I have been spending considerable time in the shop working on the bedroom dresser and chest of drawers for my son. Many hours of milling and cutting the many parts in these projects. I decided to complete all the finicky parts for each piece together so I did not waste time setting up the machinery twice. There was much consternation on the joinery on the drawers and I elected to go with a drawer lock joint instead of the dovetails I was planning (sorry Jason) - I figured this would be the only way I would complete this in this decade.



Here's a picture diary of the work to date.
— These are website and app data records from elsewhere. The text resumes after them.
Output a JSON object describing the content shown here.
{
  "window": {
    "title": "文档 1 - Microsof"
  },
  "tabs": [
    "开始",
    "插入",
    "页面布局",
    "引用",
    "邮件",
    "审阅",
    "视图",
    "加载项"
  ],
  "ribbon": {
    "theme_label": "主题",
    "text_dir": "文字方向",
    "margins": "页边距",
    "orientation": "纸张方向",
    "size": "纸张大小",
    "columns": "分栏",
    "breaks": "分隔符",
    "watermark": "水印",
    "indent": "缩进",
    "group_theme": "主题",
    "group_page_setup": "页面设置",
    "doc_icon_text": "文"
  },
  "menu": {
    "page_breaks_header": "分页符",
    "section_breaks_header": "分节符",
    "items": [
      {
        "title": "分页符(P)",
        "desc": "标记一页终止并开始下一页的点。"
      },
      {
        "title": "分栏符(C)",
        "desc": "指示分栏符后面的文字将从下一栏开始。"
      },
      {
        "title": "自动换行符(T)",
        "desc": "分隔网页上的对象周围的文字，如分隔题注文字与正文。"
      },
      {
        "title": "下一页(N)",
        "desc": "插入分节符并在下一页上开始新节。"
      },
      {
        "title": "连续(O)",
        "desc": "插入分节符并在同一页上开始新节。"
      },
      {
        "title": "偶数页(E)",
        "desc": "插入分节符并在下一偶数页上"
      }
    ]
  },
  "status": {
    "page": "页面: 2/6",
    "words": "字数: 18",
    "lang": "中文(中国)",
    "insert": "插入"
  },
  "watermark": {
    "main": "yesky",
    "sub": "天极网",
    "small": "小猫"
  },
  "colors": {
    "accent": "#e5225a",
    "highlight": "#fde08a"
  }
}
BTW, this project involved 84 mortise and tenon joints for the webframes and outside frames... (click to make the picture bigger)

All the interior and exterior pieces milled to finished dimensions,
time for some joinery.

84 tenons cut on all the parts, these are 1.5" long and 1/4" thick.
The cherry haunched ones are for the exterior frame.

Marking out all the mortises to double check the layout for everything.

Mortising out the parts on the benchtop mortiser - talk about tedious!

The side panels for the chest are complete with cherry ship-lap boards in the field.

Cleaning up the rabbet for the top webframe
and getting ready to hand cut dadoes for the interior webframes.

The dresser framing and assembly complete - time for some drawers

With so many parts to keep track of, I used this
handy filing system to keep everything straight.
The parts included all drawer sides, backs and front,
as well as the LV wooden drawer glides

Stealth Tool Gloat, this lovely 3/4" Brazilian Rosewood
Shoulder Plane arrived from Konrad Sauer last week, just in time to
help with the project. This completes my set (I think).

A first coat of finish on the carcase to keep shop grime from marking
the lovely cherry, also could not wait for the pop you get when that first finish goes on.
Starting the drawer assembly exercise, with all the parts milled this
went pretty quickly. Once each drawer was assembled,
the wooden drawer glide was glued to the bottom and the guide rail installed.
All the drawers installed with glides in their final position,
next the gaps between all the drawers and outside edges were trimmed.
Once I was comfortable with the fit, a chamfer on the outside edges and VOILA!

One complete dresser, ready for some finish and hardware.
Now to finish the chest...

Thanks for following along,

Richard

Saturday, 1 February 2014

Next Major Project Underway - More Bedroom Furniture

Now that things have settled down and I have more time to focus on the shop and the weather is too shitty to get out and ride, I am spending lots more time in the shop.

I spent a little time cleaning small projects up after Christmas, as well as completing my Maloof chairs, which we are liking very much. I am replacing my old Delta lathe with a new Oneway 1640 and have some work to do to prep the area for the new occupant - this means no large turning for a couple of months until the new lathe is installed. I will use some downtime, (or glue-up waiting time) to re-organize that area.

Current lathe setup - time for renewal
The next big undertaking is to make a dresser for son #1's bedroom to match the bed, nightstands and lamps I made in the past. This project started out as a dresser and as I worked through the design and layout, it occurred that it is not much extra effort to make a chest of drawers at the same time. In fact the millwork and joinery for the outside frames and interior web frames require all the same equipment setups so this would be a very efficient approach.

Mini dresser and Chest (1" scale)
I have often thought about building mini prototypes of my new projects and had
been doing some reading on it as well. These pieces would be odd sizes to fit into smaller bedrooms so building a model was the ideal way to test out my design. I also wanted to model the various drawer front options to see what looked the best. I dug out some thin (3/32") cherry and the hot glue gun and in about 30 minutes had my models made. This approach was very revealing and confirmed my dimensions were okay and also the optimal drawer layout.
Only the beginning...

Time to finalize the layout, cut list and start milling some wood.

All ready to build, models, drawing and story stick with dado cuts for each (two sided)

And Heather could not resist having some fun with mini furniture...

The Crocodile Hunter returns!!